**What the exercise asks**
Restate the listing that follows word for word, without its pictures.

**Data records**

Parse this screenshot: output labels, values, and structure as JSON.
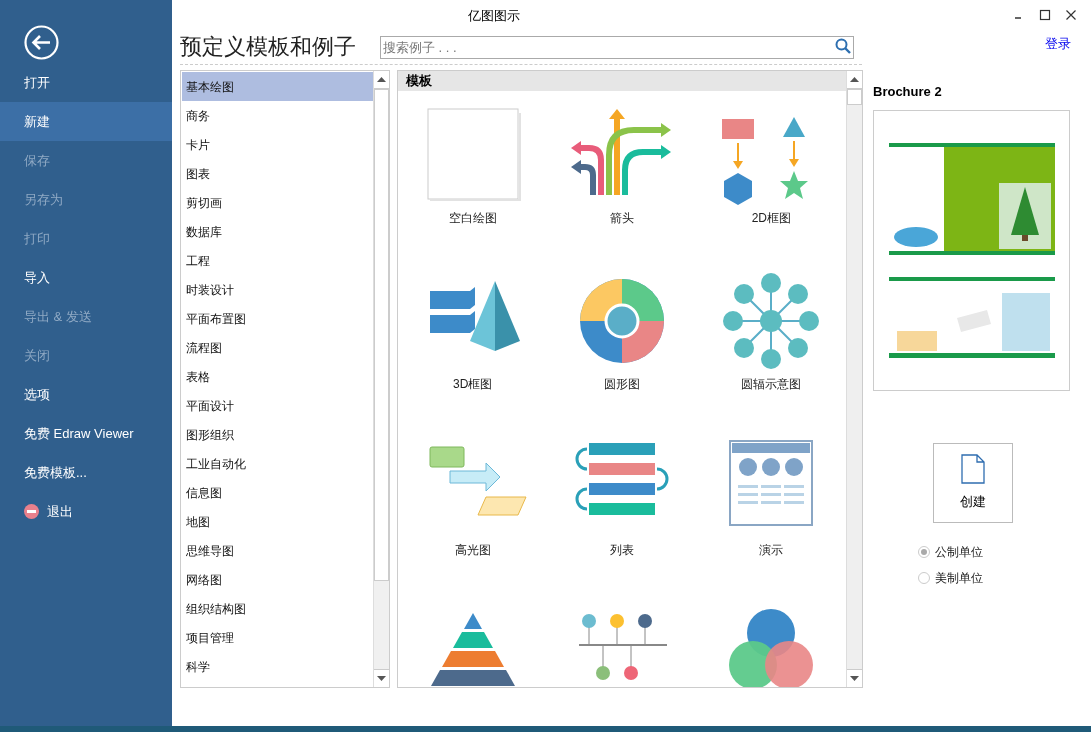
{
  "window": {
    "title": "亿图图示",
    "login": "登录"
  },
  "sidebar": {
    "items": [
      {
        "label": "打开",
        "kind": "plain",
        "selected": false,
        "disabled": false
      },
      {
        "label": "新建",
        "kind": "plain",
        "selected": true,
        "disabled": false
      },
      {
        "label": "保存",
        "kind": "plain",
        "selected": false,
        "disabled": true
      },
      {
        "label": "另存为",
        "kind": "plain",
        "selected": false,
        "disabled": true
      },
      {
        "label": "打印",
        "kind": "plain",
        "selected": false,
        "disabled": true
      },
      {
        "label": "导入",
        "kind": "plain",
        "selected": false,
        "disabled": false
      },
      {
        "label": "导出 & 发送",
        "kind": "plain",
        "selected": false,
        "disabled": true
      },
      {
        "label": "关闭",
        "kind": "plain",
        "selected": false,
        "disabled": true
      },
      {
        "label": "选项",
        "kind": "plain",
        "selected": false,
        "disabled": false
      },
      {
        "label": "免费 Edraw Viewer",
        "kind": "plain",
        "selected": false,
        "disabled": false
      },
      {
        "label": "免费模板...",
        "kind": "plain",
        "selected": false,
        "disabled": false
      },
      {
        "label": "退出",
        "kind": "exit",
        "selected": false,
        "disabled": false
      }
    ]
  },
  "heading": "预定义模板和例子",
  "search": {
    "placeholder": "搜索例子 . . ."
  },
  "categories": [
    {
      "label": "基本绘图",
      "selected": true
    },
    {
      "label": "商务",
      "selected": false
    },
    {
      "label": "卡片",
      "selected": false
    },
    {
      "label": "图表",
      "selected": false
    },
    {
      "label": "剪切画",
      "selected": false
    },
    {
      "label": "数据库",
      "selected": false
    },
    {
      "label": "工程",
      "selected": false
    },
    {
      "label": "时装设计",
      "selected": false
    },
    {
      "label": "平面布置图",
      "selected": false
    },
    {
      "label": "流程图",
      "selected": false
    },
    {
      "label": "表格",
      "selected": false
    },
    {
      "label": "平面设计",
      "selected": false
    },
    {
      "label": "图形组织",
      "selected": false
    },
    {
      "label": "工业自动化",
      "selected": false
    },
    {
      "label": "信息图",
      "selected": false
    },
    {
      "label": "地图",
      "selected": false
    },
    {
      "label": "思维导图",
      "selected": false
    },
    {
      "label": "网络图",
      "selected": false
    },
    {
      "label": "组织结构图",
      "selected": false
    },
    {
      "label": "项目管理",
      "selected": false
    },
    {
      "label": "科学",
      "selected": false
    }
  ],
  "templates": {
    "title": "模板",
    "items": [
      {
        "kind": "blank",
        "label": "空白绘图"
      },
      {
        "kind": "arrows",
        "label": "箭头"
      },
      {
        "kind": "blocks2d",
        "label": "2D框图"
      },
      {
        "kind": "blocks3d",
        "label": "3D框图"
      },
      {
        "kind": "circular",
        "label": "圆形图"
      },
      {
        "kind": "radial",
        "label": "圆辐示意图"
      },
      {
        "kind": "highlight",
        "label": "高光图"
      },
      {
        "kind": "list",
        "label": "列表"
      },
      {
        "kind": "presentation",
        "label": "演示"
      },
      {
        "kind": "pyramid"
      },
      {
        "kind": "timeline"
      },
      {
        "kind": "venn"
      }
    ]
  },
  "preview": {
    "title": "Brochure 2",
    "kind": "picture"
  },
  "create_button": "创建",
  "units": [
    {
      "label": "公制单位",
      "selected": true
    },
    {
      "label": "美制单位",
      "selected": false
    }
  ]
}
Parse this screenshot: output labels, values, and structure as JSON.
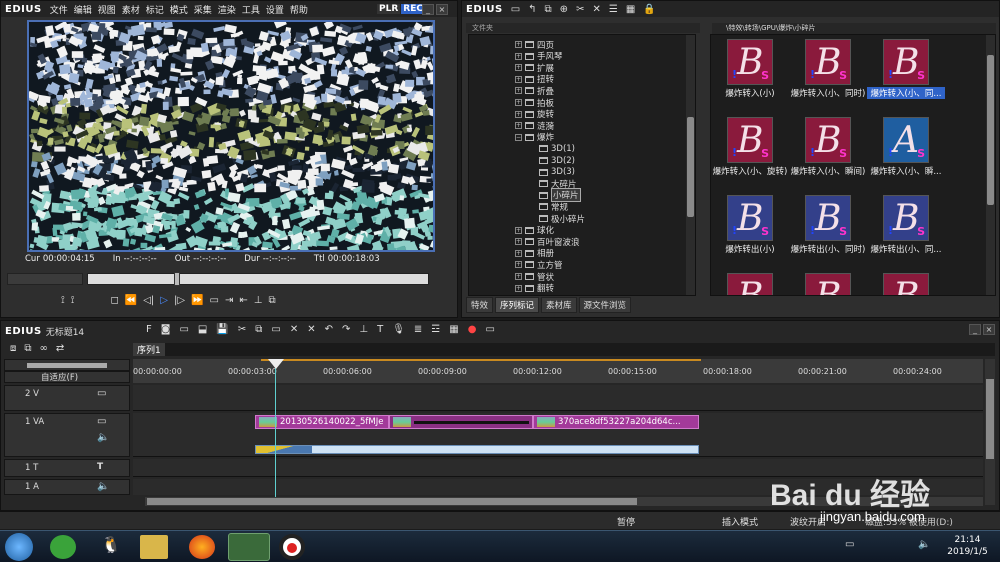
{
  "player": {
    "app_logo": "EDIUS",
    "menu": [
      "文件",
      "编辑",
      "视图",
      "素材",
      "标记",
      "模式",
      "采集",
      "渲染",
      "工具",
      "设置",
      "帮助"
    ],
    "mode_plr": "PLR",
    "mode_rec": "REC",
    "timecodes": [
      {
        "label": "Cur",
        "value": "00:00:04:15"
      },
      {
        "label": "In",
        "value": "--:--:--:--"
      },
      {
        "label": "Out",
        "value": "--:--:--:--"
      },
      {
        "label": "Dur",
        "value": "--:--:--:--"
      },
      {
        "label": "Ttl",
        "value": "00:00:18:03"
      }
    ]
  },
  "library": {
    "app_logo": "EDIUS",
    "tree_header": "文件夹",
    "path": "\\特效\\转场\\GPU\\爆炸\\小碎片",
    "tree_items": [
      "四页",
      "手风琴",
      "扩展",
      "扭转",
      "折叠",
      "拍板",
      "旋转",
      "涟漪",
      "爆炸",
      "3D(1)",
      "3D(2)",
      "3D(3)",
      "大碎片",
      "小碎片",
      "常规",
      "极小碎片",
      "球化",
      "百叶窗波浪",
      "相册",
      "立方管",
      "管状",
      "翻转"
    ],
    "selected_tree_item": "小碎片",
    "thumbs": [
      {
        "letter": "B",
        "caption": "爆炸转入(小)",
        "selected": false
      },
      {
        "letter": "B",
        "caption": "爆炸转入(小、同时)",
        "selected": false
      },
      {
        "letter": "B",
        "caption": "爆炸转入(小、同...",
        "selected": true
      },
      {
        "letter": "B",
        "caption": "爆炸转入(小、旋转)",
        "selected": false
      },
      {
        "letter": "B",
        "caption": "爆炸转入(小、瞬间)",
        "selected": false
      },
      {
        "letter": "A",
        "caption": "爆炸转入(小、瞬...",
        "selected": false
      },
      {
        "letter": "B",
        "caption": "爆炸转出(小)",
        "selected": false
      },
      {
        "letter": "B",
        "caption": "爆炸转出(小、同时)",
        "selected": false
      },
      {
        "letter": "B",
        "caption": "爆炸转出(小、同...",
        "selected": false
      },
      {
        "letter": "B",
        "caption": "",
        "selected": false
      },
      {
        "letter": "B",
        "caption": "",
        "selected": false
      },
      {
        "letter": "B",
        "caption": "",
        "selected": false
      }
    ],
    "tabs": [
      "特效",
      "序列标记",
      "素材库",
      "源文件浏览"
    ],
    "active_tab": "序列标记"
  },
  "timeline": {
    "app_logo": "EDIUS",
    "project_name": "无标题14",
    "sequence_tab": "序列1",
    "fit_label": "自适应(F)",
    "ruler": [
      "00:00:00:00",
      "00:00:03:00",
      "00:00:06:00",
      "00:00:09:00",
      "00:00:12:00",
      "00:00:15:00",
      "00:00:18:00",
      "00:00:21:00",
      "00:00:24:00"
    ],
    "tracks": [
      {
        "name": "2 V"
      },
      {
        "name": "1 VA"
      },
      {
        "name": "1 T"
      },
      {
        "name": "1 A"
      }
    ],
    "clip1": "20130526140022_5fMJe",
    "clip2": "370ace8df53227a204d64c..."
  },
  "status": {
    "pause": "暂停",
    "insert_mode": "插入模式",
    "ripple": "波纹开启",
    "disk": "磁盘:53% 被使用(D:)"
  },
  "taskbar": {
    "time": "21:14",
    "date": "2019/1/5"
  },
  "watermark": {
    "brand": "Bai du 经验",
    "url": "jingyan.baidu.com"
  },
  "colors": {
    "accent": "#2f63c8",
    "clip": "#a33a9a",
    "playhead": "#5fd0d0",
    "rec": "#2f63c8"
  }
}
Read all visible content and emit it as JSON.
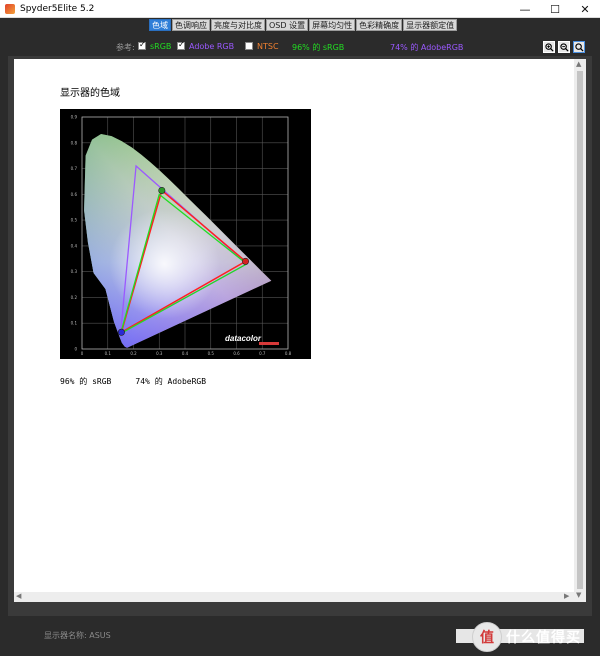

**Solution to the exercise**
Parse this screenshot: output labels, values, and structure as JSON.
{
  "window": {
    "title": "亿图图示",
    "login": "登录"
  },
  "sidebar": {
    "items": [
      {
        "label": "打开",
        "kind": "plain",
        "selected": false,
        "disabled": false
      },
      {
        "label": "新建",
        "kind": "plain",
        "selected": true,
        "disabled": false
      },
      {
        "label": "保存",
        "kind": "plain",
        "selected": false,
        "disabled": true
      },
      {
        "label": "另存为",
        "kind": "plain",
        "selected": false,
        "disabled": true
      },
      {
        "label": "打印",
        "kind": "plain",
        "selected": false,
        "disabled": true
      },
      {
        "label": "导入",
        "kind": "plain",
        "selected": false,
        "disabled": false
      },
      {
        "label": "导出 & 发送",
        "kind": "plain",
        "selected": false,
        "disabled": true
      },
      {
        "label": "关闭",
        "kind": "plain",
        "selected": false,
        "disabled": true
      },
      {
        "label": "选项",
        "kind": "plain",
        "selected": false,
        "disabled": false
      },
      {
        "label": "免费 Edraw Viewer",
        "kind": "plain",
        "selected": false,
        "disabled": false
      },
      {
        "label": "免费模板...",
        "kind": "plain",
        "selected": false,
        "disabled": false
      },
      {
        "label": "退出",
        "kind": "exit",
        "selected": false,
        "disabled": false
      }
    ]
  },
  "heading": "预定义模板和例子",
  "search": {
    "placeholder": "搜索例子 . . ."
  },
  "categories": [
    {
      "label": "基本绘图",
      "selected": true
    },
    {
      "label": "商务",
      "selected": false
    },
    {
      "label": "卡片",
      "selected": false
    },
    {
      "label": "图表",
      "selected": false
    },
    {
      "label": "剪切画",
      "selected": false
    },
    {
      "label": "数据库",
      "selected": false
    },
    {
      "label": "工程",
      "selected": false
    },
    {
      "label": "时装设计",
      "selected": false
    },
    {
      "label": "平面布置图",
      "selected": false
    },
    {
      "label": "流程图",
      "selected": false
    },
    {
      "label": "表格",
      "selected": false
    },
    {
      "label": "平面设计",
      "selected": false
    },
    {
      "label": "图形组织",
      "selected": false
    },
    {
      "label": "工业自动化",
      "selected": false
    },
    {
      "label": "信息图",
      "selected": false
    },
    {
      "label": "地图",
      "selected": false
    },
    {
      "label": "思维导图",
      "selected": false
    },
    {
      "label": "网络图",
      "selected": false
    },
    {
      "label": "组织结构图",
      "selected": false
    },
    {
      "label": "项目管理",
      "selected": false
    },
    {
      "label": "科学",
      "selected": false
    }
  ],
  "templates": {
    "title": "模板",
    "items": [
      {
        "kind": "blank",
        "label": "空白绘图"
      },
      {
        "kind": "arrows",
        "label": "箭头"
      },
      {
        "kind": "blocks2d",
        "label": "2D框图"
      },
      {
        "kind": "blocks3d",
        "label": "3D框图"
      },
      {
        "kind": "circular",
        "label": "圆形图"
      },
      {
        "kind": "radial",
        "label": "圆辐示意图"
      },
      {
        "kind": "highlight",
        "label": "高光图"
      },
      {
        "kind": "list",
        "label": "列表"
      },
      {
        "kind": "presentation",
        "label": "演示"
      },
      {
        "kind": "pyramid"
      },
      {
        "kind": "timeline"
      },
      {
        "kind": "venn"
      }
    ]
  },
  "preview": {
    "title": "Brochure 2",
    "kind": "picture"
  },
  "create_button": "创建",
  "units": [
    {
      "label": "公制单位",
      "selected": true
    },
    {
      "label": "美制单位",
      "selected": false
    }
  ]
}
Parse this screenshot: output labels, values, and structure as JSON.
{
  "player": {
    "app_logo": "EDIUS",
    "menu": [
      "文件",
      "编辑",
      "视图",
      "素材",
      "标记",
      "模式",
      "采集",
      "渲染",
      "工具",
      "设置",
      "帮助"
    ],
    "mode_plr": "PLR",
    "mode_rec": "REC",
    "timecodes": [
      {
        "label": "Cur",
        "value": "00:00:04:15"
      },
      {
        "label": "In",
        "value": "--:--:--:--"
      },
      {
        "label": "Out",
        "value": "--:--:--:--"
      },
      {
        "label": "Dur",
        "value": "--:--:--:--"
      },
      {
        "label": "Ttl",
        "value": "00:00:18:03"
      }
    ]
  },
  "library": {
    "app_logo": "EDIUS",
    "tree_header": "文件夹",
    "path": "\\特效\\转场\\GPU\\爆炸\\小碎片",
    "tree_items": [
      "四页",
      "手风琴",
      "扩展",
      "扭转",
      "折叠",
      "拍板",
      "旋转",
      "涟漪",
      "爆炸",
      "3D(1)",
      "3D(2)",
      "3D(3)",
      "大碎片",
      "小碎片",
      "常规",
      "极小碎片",
      "球化",
      "百叶窗波浪",
      "相册",
      "立方管",
      "管状",
      "翻转"
    ],
    "selected_tree_item": "小碎片",
    "thumbs": [
      {
        "letter": "B",
        "caption": "爆炸转入(小)",
        "selected": false
      },
      {
        "letter": "B",
        "caption": "爆炸转入(小、同时)",
        "selected": false
      },
      {
        "letter": "B",
        "caption": "爆炸转入(小、同...",
        "selected": true
      },
      {
        "letter": "B",
        "caption": "爆炸转入(小、旋转)",
        "selected": false
      },
      {
        "letter": "B",
        "caption": "爆炸转入(小、瞬间)",
        "selected": false
      },
      {
        "letter": "A",
        "caption": "爆炸转入(小、瞬...",
        "selected": false
      },
      {
        "letter": "B",
        "caption": "爆炸转出(小)",
        "selected": false
      },
      {
        "letter": "B",
        "caption": "爆炸转出(小、同时)",
        "selected": false
      },
      {
        "letter": "B",
        "caption": "爆炸转出(小、同...",
        "selected": false
      },
      {
        "letter": "B",
        "caption": "",
        "selected": false
      },
      {
        "letter": "B",
        "caption": "",
        "selected": false
      },
      {
        "letter": "B",
        "caption": "",
        "selected": false
      }
    ],
    "tabs": [
      "特效",
      "序列标记",
      "素材库",
      "源文件浏览"
    ],
    "active_tab": "序列标记"
  },
  "timeline": {
    "app_logo": "EDIUS",
    "project_name": "无标题14",
    "sequence_tab": "序列1",
    "fit_label": "自适应(F)",
    "ruler": [
      "00:00:00:00",
      "00:00:03:00",
      "00:00:06:00",
      "00:00:09:00",
      "00:00:12:00",
      "00:00:15:00",
      "00:00:18:00",
      "00:00:21:00",
      "00:00:24:00"
    ],
    "tracks": [
      {
        "name": "2 V"
      },
      {
        "name": "1 VA"
      },
      {
        "name": "1 T"
      },
      {
        "name": "1 A"
      }
    ],
    "clip1": "20130526140022_5fMJe",
    "clip2": "370ace8df53227a204d64c..."
  },
  "status": {
    "pause": "暂停",
    "insert_mode": "插入模式",
    "ripple": "波纹开启",
    "disk": "磁盘:53% 被使用(D:)"
  },
  "taskbar": {
    "time": "21:14",
    "date": "2019/1/5"
  },
  "watermark": {
    "brand": "Bai du 经验",
    "url": "jingyan.baidu.com"
  },
  "colors": {
    "accent": "#2f63c8",
    "clip": "#a33a9a",
    "playhead": "#5fd0d0",
    "rec": "#2f63c8"
  }
}
Read all visible content and emit it as JSON.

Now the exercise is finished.